“Stop!”, shouted my wife. “You need that!”
We’d been playing The Legend Of Zelda: Wind Waker HD for about an hour, working through Dragon Roost Island – the first real dungeon – between evening snacks and a squealing baby. Some time before this, my son had wanted to hear his sister’s “song”, which of course is Ballad Of The Goddess from the 25th Anniversary CD Symphony Of The Goddesses, a beautiful collection of orchestral versions of the series’ famous themes. This had led to him dressing in his Wind Waker hallowe’en costume from a few years ago (what was once a low loose tunic is now almost a t-shirt), dancing around our apartment, beating all the cushions into submission.
We’d played a little bit of the game before his bedtime, but the scattered skulls and lava jets were a little too much for him, so once he was soundly asleep, my wife and I ventured onward into the fiery depths. As we moved towards our ultimate goal – a grumpy dragon with a bad case of giant-tail-eating-insect – we had to skirt up around the outside edge of the hill with nothing but the blues of sky and sea framing Link on both sides. Up to that point, we had settled into the sweetspot that had seen us so well through Shadow Of The Colossus; I control the action, she smashes the puzzles wide open with her +1 cognitive prowess. It’s a great balance, and a wonderful thing to actually have interest in a game from someone who really doesn’t see their attraction.
So, the flower on the step really caused some confusion for her.
The canvas of video game worlds often falls into a steady pattern where the background is a collection of repeated shapes and textures, with any item superimposed on top instantly brought to the player’s attention as an important pick-up for plot progression. Lazy, perhaps, but arguably an effective tool for pushing the player forever forward. In fact, so much of game design is about function that there rarely seems to be any item, or action, that doesn’t exist purely to achieve a function.
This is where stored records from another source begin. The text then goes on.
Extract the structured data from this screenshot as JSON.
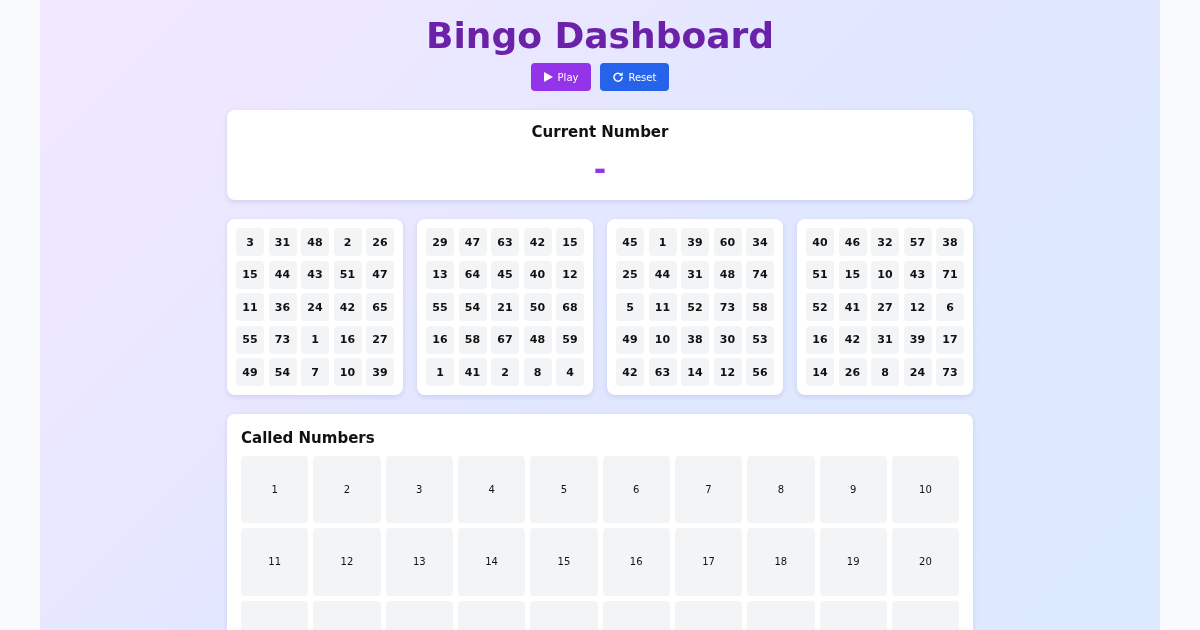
{
  "title": "Bingo Dashboard",
  "buttons": [
    {
      "kind": "play",
      "label": "Play"
    },
    {
      "kind": "reset",
      "label": "Reset"
    }
  ],
  "current_number": {
    "heading": "Current Number",
    "value": "-"
  },
  "bingo_cards": [
    {
      "rows": [
        [
          "3",
          "31",
          "48",
          "2",
          "26"
        ],
        [
          "15",
          "44",
          "43",
          "51",
          "47"
        ],
        [
          "11",
          "36",
          "24",
          "42",
          "65"
        ],
        [
          "55",
          "73",
          "1",
          "16",
          "27"
        ],
        [
          "49",
          "54",
          "7",
          "10",
          "39"
        ]
      ]
    },
    {
      "rows": [
        [
          "29",
          "47",
          "63",
          "42",
          "15"
        ],
        [
          "13",
          "64",
          "45",
          "40",
          "12"
        ],
        [
          "55",
          "54",
          "21",
          "50",
          "68"
        ],
        [
          "16",
          "58",
          "67",
          "48",
          "59"
        ],
        [
          "1",
          "41",
          "2",
          "8",
          "4"
        ]
      ]
    },
    {
      "rows": [
        [
          "45",
          "1",
          "39",
          "60",
          "34"
        ],
        [
          "25",
          "44",
          "31",
          "48",
          "74"
        ],
        [
          "5",
          "11",
          "52",
          "73",
          "58"
        ],
        [
          "49",
          "10",
          "38",
          "30",
          "53"
        ],
        [
          "42",
          "63",
          "14",
          "12",
          "56"
        ]
      ]
    },
    {
      "rows": [
        [
          "40",
          "46",
          "32",
          "57",
          "38"
        ],
        [
          "51",
          "15",
          "10",
          "43",
          "71"
        ],
        [
          "52",
          "41",
          "27",
          "12",
          "6"
        ],
        [
          "16",
          "42",
          "31",
          "39",
          "17"
        ],
        [
          "14",
          "26",
          "8",
          "24",
          "73"
        ]
      ]
    }
  ],
  "called_numbers": {
    "heading": "Called Numbers",
    "cells": [
      {
        "kind": "number",
        "number": "1"
      },
      {
        "kind": "number",
        "number": "2"
      },
      {
        "kind": "number",
        "number": "3"
      },
      {
        "kind": "number",
        "number": "4"
      },
      {
        "kind": "number",
        "number": "5"
      },
      {
        "kind": "number",
        "number": "6"
      },
      {
        "kind": "number",
        "number": "7"
      },
      {
        "kind": "number",
        "number": "8"
      },
      {
        "kind": "number",
        "number": "9"
      },
      {
        "kind": "number",
        "number": "10"
      },
      {
        "kind": "number",
        "number": "11"
      },
      {
        "kind": "number",
        "number": "12"
      },
      {
        "kind": "number",
        "number": "13"
      },
      {
        "kind": "number",
        "number": "14"
      },
      {
        "kind": "number",
        "number": "15"
      },
      {
        "kind": "number",
        "number": "16"
      },
      {
        "kind": "number",
        "number": "17"
      },
      {
        "kind": "number",
        "number": "18"
      },
      {
        "kind": "number",
        "number": "19"
      },
      {
        "kind": "number",
        "number": "20"
      },
      {
        "kind": "cut_off"
      },
      {
        "kind": "cut_off"
      },
      {
        "kind": "cut_off"
      },
      {
        "kind": "cut_off"
      },
      {
        "kind": "cut_off"
      },
      {
        "kind": "cut_off"
      },
      {
        "kind": "cut_off"
      },
      {
        "kind": "cut_off"
      },
      {
        "kind": "cut_off"
      },
      {
        "kind": "cut_off"
      }
    ]
  }
}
The moments where something pointless is inserted – say, Vanquish‘s cigarette smoking or the God Hand protagonist dancing to the game’s surf rock soundtrack if you leave him alone for too long – are slivers of gleeful pleasure in a medium usually so intent on meaningful progression.
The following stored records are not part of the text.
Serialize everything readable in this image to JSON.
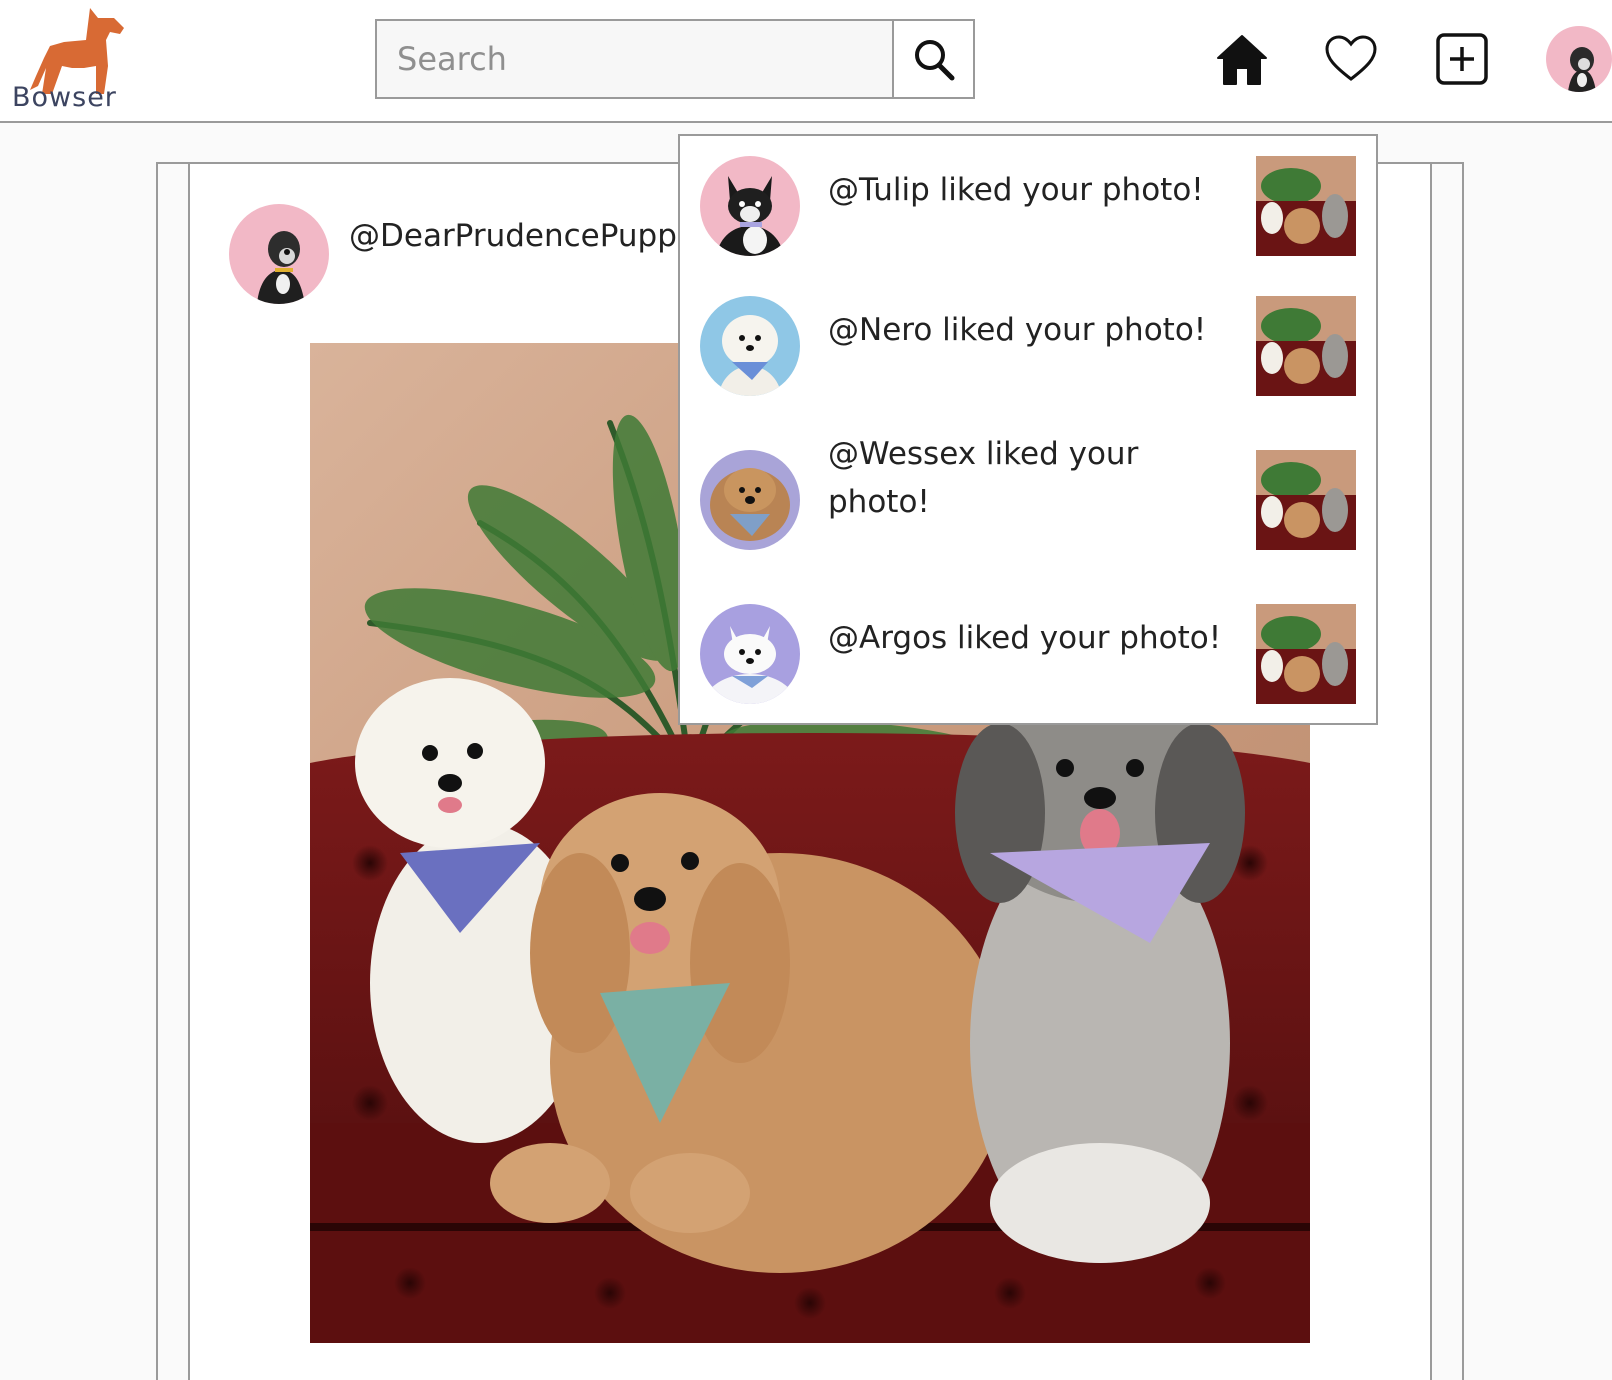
{
  "brand": {
    "name": "Bowser",
    "logo_color": "#d86a34",
    "text_color": "#3c4460"
  },
  "search": {
    "placeholder": "Search"
  },
  "nav": {
    "icons": [
      "home-icon",
      "heart-icon",
      "add-post-icon",
      "profile-avatar"
    ]
  },
  "post": {
    "username": "@DearPrudencePupp"
  },
  "notifications": [
    {
      "text": "@Tulip liked your photo!",
      "avatar_bg": "#f2b8c6"
    },
    {
      "text": "@Nero liked your photo!",
      "avatar_bg": "#8fc7e6"
    },
    {
      "text": "@Wessex liked your photo!",
      "avatar_bg": "#a9a4d8"
    },
    {
      "text": "@Argos liked your photo!",
      "avatar_bg": "#a8a0e0"
    }
  ],
  "colors": {
    "border": "#9a9a9a",
    "background": "#fafafa",
    "pink_avatar": "#f2b8c6"
  }
}
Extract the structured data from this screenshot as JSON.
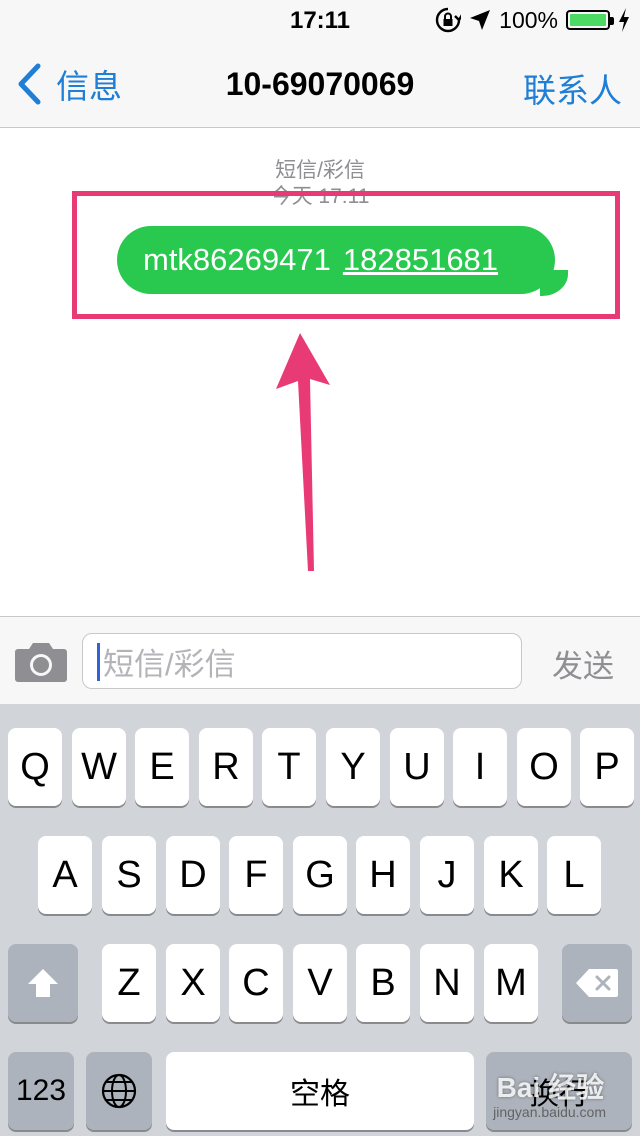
{
  "status_bar": {
    "time": "17:11",
    "battery_percent": "100%"
  },
  "nav": {
    "back_label": "信息",
    "title": "10-69070069",
    "contacts_label": "联系人"
  },
  "conversation": {
    "message_type": "短信/彩信",
    "timestamp": "今天 17:11",
    "message_text": "mtk86269471",
    "message_link": "182851681"
  },
  "annotation": {
    "highlight_color": "#e83a75"
  },
  "compose": {
    "placeholder": "短信/彩信",
    "send_label": "发送"
  },
  "keyboard": {
    "row1": [
      "Q",
      "W",
      "E",
      "R",
      "T",
      "Y",
      "U",
      "I",
      "O",
      "P"
    ],
    "row2": [
      "A",
      "S",
      "D",
      "F",
      "G",
      "H",
      "J",
      "K",
      "L"
    ],
    "row3": [
      "Z",
      "X",
      "C",
      "V",
      "B",
      "N",
      "M"
    ],
    "numbers_label": "123",
    "space_label": "空格",
    "return_label": "换行"
  },
  "watermark": {
    "text": "Bai 经验",
    "sub": "jingyan.baidu.com"
  },
  "colors": {
    "accent": "#1f7ed6",
    "bubble": "#29c94f",
    "battery": "#4cd964"
  }
}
The flower is small and white with a yellow circle nestled in the middle of the petals. It is sat close to the wall in the nook between two of the steps, tiny green leaves spreading up and down where they can. Link passes it as he emerges from the top of a rock-topped lava spurt, the call of an enemy bird mocking his approach from its nest on an outcrop by the next door. It’s easy to miss it as you close in for the next attack; in fact, I did. It was my wife who noticed it and called me back after I’d dispatched the bird and collected the necessary key from its nest.
We maneuvered Link over the flower for a few minutes, each step gently brushing the single bloom left and right. “It must do something,” she said. “Why else would it be there?” But, of course, the flower did nothing except twitch in the wind and in the end we left it behind. I didn’t see another one. In the days since we completed that dungeon, that moment has continued to stick in my mind. It’s a testament to the generic structure of so many adventure games, where sometimes the useful items don’t just only stand out but have to strobe just in case you dare ignore them. Having something so pointless just isn’t that common in an design environment where time is money and every line of code must reflect that need for profit.
It’s important to note here that pointless does not mean useless, and this distinction seems to be understood by Nintendo more than any other game maker. Their games are so full of life and style and this comes not just from the each title’s main attractions, but from everything around them. Tiny butterflies flutter in Super Mario 3D World; Thwomps crinkle up their eyes as they attempt to crush you in Mario Kart 8; a departed neighbour sends you a farewell letter in Animal Crossing: A New Leaf. Little flourishes like this breathe life into a digital construction, giving us a sense of fullness where other titles merely settle for a flood of focused activities and checkpoints. Nintendo takes the time to add wrinkles to the canvas, knowing that’s how we experience our own lives; every grand campaign is underpinned by a million observations, random instances, and chance happenings. It would be great if other developers followed suit and gave us more pointless things to stumble on.
These tiny signs of life persevere in the memory. I’ve got a long way to journey in Wind Waker, but what I found on the steps will remain alive in the world with as much tangibility as the characters I left behind when I first sailed away from my home village. Valoo sits happily at the the peak of Dragon Roost Island now, calling me a hero after I dispatched the troublesome beast hurting his tail. And just outside his door, the tiny flower will carry on fluttering in the wind.